IDEAS home Printed from https://ideas.repec.org/a/oup/ecinqu/v33y1995i3p383-401.html
   My bibliography  Save this article

Deviations from Constituent Interests: The Role of Legislative Structure and Political Parties in the States

Author

Listed:
  • Gilligan, Thomas W
  • Matsusaka, John G

Abstract

This paper investigates the determinants of state spending over 1960-90. Recent empirical studies suggest that state government expenditure is greater than the electorate desires. The authors' main finding is that expenditure was positively related to the number of seats in a state's legislature. This is consistent with the hypothesis that logrolling leads representatives to spend more than their constituents would like. The authors also find that political parties do not have a pronounced effect on overall levels of expenditure but do influence the composition of spending. In particular, Democratic control of state government is associated with higher levels of welfare spending. Copyright 1995 by Oxford University Press.

Suggested Citation

  • Gilligan, Thomas W & Matsusaka, John G, 1995. "Deviations from Constituent Interests: The Role of Legislative Structure and Political Parties in the States," Economic Inquiry, Western Economic Association International, vol. 33(3), pages 383-401, July.
  • Handle: RePEc:oup:ecinqu:v:33:y:1995:i:3:p:383-401
    as

    Download full text from publisher

    To our knowledge, this item is not available for download. To find whether it is available, there are three options:
    1. Check below whether another version of this item is available online.
    2. Check on the provider's web page whether it is in fact available.
    3. Perform a search for a similarly titled item that would be available.

    More about this item

    Statistics

    Access and download statistics

    Corrections

    All material on this site has been provided by the respective publishers and authors. You can help correct errors and omissions. When requesting a correction, please mention this item's handle: RePEc:oup:ecinqu:v:33:y:1995:i:3:p:383-401. See general information about how to correct material in RePEc.

    For technical questions regarding this item, or to correct its authors, title, abstract, bibliographic or download information, contact: (Oxford University Press) or (Christopher F. Baum). General contact details of provider: http://edirc.repec.org/data/weaaaea.html .

    If you have authored this item and are not yet registered with RePEc, we encourage you to do it here. This allows to link your profile to this item. It also allows you to accept potential citations to this item that we are uncertain about.

    We have no references for this item. You can help adding them by using this form .

    If you know of missing items citing this one, you can help us creating those links by adding the relevant references in the same way as above, for each refering item.
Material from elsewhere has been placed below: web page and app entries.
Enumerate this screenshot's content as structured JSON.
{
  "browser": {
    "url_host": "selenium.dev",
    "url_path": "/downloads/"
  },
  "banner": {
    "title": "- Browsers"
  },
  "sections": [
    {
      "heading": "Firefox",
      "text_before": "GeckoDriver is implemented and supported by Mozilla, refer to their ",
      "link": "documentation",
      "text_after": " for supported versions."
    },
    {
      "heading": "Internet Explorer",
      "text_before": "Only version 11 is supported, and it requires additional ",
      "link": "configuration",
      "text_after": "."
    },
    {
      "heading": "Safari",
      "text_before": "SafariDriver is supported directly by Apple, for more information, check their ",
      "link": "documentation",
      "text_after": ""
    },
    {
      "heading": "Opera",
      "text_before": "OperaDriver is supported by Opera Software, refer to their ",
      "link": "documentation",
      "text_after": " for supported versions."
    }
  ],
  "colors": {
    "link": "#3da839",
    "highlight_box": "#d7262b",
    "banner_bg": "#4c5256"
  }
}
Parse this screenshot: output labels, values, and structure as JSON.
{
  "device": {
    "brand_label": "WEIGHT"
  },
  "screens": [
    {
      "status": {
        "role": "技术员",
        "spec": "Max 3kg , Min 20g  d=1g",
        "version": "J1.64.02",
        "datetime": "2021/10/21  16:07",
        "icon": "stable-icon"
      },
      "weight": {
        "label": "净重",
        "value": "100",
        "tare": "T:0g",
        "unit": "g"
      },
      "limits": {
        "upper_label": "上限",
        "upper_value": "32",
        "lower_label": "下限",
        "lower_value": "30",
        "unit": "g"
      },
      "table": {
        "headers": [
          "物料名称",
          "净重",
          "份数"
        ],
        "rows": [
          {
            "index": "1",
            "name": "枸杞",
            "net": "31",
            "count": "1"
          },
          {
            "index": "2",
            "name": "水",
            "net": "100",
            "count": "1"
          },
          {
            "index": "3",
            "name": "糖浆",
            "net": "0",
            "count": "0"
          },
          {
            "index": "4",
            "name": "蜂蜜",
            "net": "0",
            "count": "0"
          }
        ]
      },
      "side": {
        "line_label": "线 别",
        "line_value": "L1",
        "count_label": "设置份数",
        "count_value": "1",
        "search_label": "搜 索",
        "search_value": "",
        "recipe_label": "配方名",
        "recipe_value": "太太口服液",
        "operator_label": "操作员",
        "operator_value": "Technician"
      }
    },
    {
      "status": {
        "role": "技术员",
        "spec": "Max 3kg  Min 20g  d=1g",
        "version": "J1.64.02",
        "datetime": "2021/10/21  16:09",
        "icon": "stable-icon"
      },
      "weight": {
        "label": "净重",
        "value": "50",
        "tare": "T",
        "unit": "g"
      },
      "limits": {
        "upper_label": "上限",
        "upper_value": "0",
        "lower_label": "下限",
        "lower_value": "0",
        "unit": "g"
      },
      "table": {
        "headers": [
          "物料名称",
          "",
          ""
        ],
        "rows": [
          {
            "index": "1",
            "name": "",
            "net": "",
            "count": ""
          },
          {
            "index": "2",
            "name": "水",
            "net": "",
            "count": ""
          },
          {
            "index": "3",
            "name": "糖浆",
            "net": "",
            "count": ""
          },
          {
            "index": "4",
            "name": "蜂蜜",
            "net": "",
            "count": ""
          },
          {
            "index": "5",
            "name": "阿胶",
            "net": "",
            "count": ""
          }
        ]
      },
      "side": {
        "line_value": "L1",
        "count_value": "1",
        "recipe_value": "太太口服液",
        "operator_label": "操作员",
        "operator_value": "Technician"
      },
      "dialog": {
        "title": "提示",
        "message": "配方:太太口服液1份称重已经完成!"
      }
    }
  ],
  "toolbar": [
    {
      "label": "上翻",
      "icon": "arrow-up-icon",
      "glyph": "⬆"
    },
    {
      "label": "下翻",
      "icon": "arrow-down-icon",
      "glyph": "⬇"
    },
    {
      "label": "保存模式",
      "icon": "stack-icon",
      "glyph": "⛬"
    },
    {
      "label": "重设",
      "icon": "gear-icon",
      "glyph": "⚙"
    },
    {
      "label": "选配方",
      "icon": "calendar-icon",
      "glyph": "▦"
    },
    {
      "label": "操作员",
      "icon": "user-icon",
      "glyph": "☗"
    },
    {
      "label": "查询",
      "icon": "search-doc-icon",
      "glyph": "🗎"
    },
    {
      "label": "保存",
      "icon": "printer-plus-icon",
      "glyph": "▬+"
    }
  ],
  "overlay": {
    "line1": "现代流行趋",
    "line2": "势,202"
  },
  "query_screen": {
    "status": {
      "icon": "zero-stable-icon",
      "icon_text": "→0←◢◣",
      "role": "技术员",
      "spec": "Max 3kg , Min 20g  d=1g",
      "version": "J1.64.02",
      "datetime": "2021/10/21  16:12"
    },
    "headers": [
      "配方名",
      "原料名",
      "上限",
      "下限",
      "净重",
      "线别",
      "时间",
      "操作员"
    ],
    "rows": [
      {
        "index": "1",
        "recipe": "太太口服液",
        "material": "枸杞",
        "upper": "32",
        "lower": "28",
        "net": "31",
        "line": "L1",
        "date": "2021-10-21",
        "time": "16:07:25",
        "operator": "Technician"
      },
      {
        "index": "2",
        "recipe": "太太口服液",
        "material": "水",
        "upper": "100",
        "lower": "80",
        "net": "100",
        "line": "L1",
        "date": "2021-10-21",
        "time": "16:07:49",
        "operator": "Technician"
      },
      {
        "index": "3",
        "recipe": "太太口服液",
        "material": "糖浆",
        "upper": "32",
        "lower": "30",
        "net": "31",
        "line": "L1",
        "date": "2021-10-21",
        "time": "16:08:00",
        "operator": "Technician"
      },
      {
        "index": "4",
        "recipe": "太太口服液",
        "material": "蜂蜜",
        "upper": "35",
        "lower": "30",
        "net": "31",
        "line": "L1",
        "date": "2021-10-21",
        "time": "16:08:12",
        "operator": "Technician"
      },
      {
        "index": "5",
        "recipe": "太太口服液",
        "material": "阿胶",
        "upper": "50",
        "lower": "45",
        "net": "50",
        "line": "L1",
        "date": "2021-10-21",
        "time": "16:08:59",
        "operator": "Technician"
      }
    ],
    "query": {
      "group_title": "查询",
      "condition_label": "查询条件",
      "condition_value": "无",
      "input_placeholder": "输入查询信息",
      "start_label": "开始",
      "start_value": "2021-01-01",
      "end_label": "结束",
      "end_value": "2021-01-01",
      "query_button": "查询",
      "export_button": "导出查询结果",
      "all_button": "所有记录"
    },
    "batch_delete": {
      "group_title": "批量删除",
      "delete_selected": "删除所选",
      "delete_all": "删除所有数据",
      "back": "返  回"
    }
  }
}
If you are a registered author of this item, you may also want to check the "citations" tab in your RePEc Author Service profile, as there may be some citations waiting for confirmation.

    Please note that corrections may take a couple of weeks to filter through the various RePEc services.

    IDEAS is a RePEc service hosted by the Research Division of the Federal Reserve Bank of St. Louis . RePEc uses bibliographic data supplied by the respective publishers.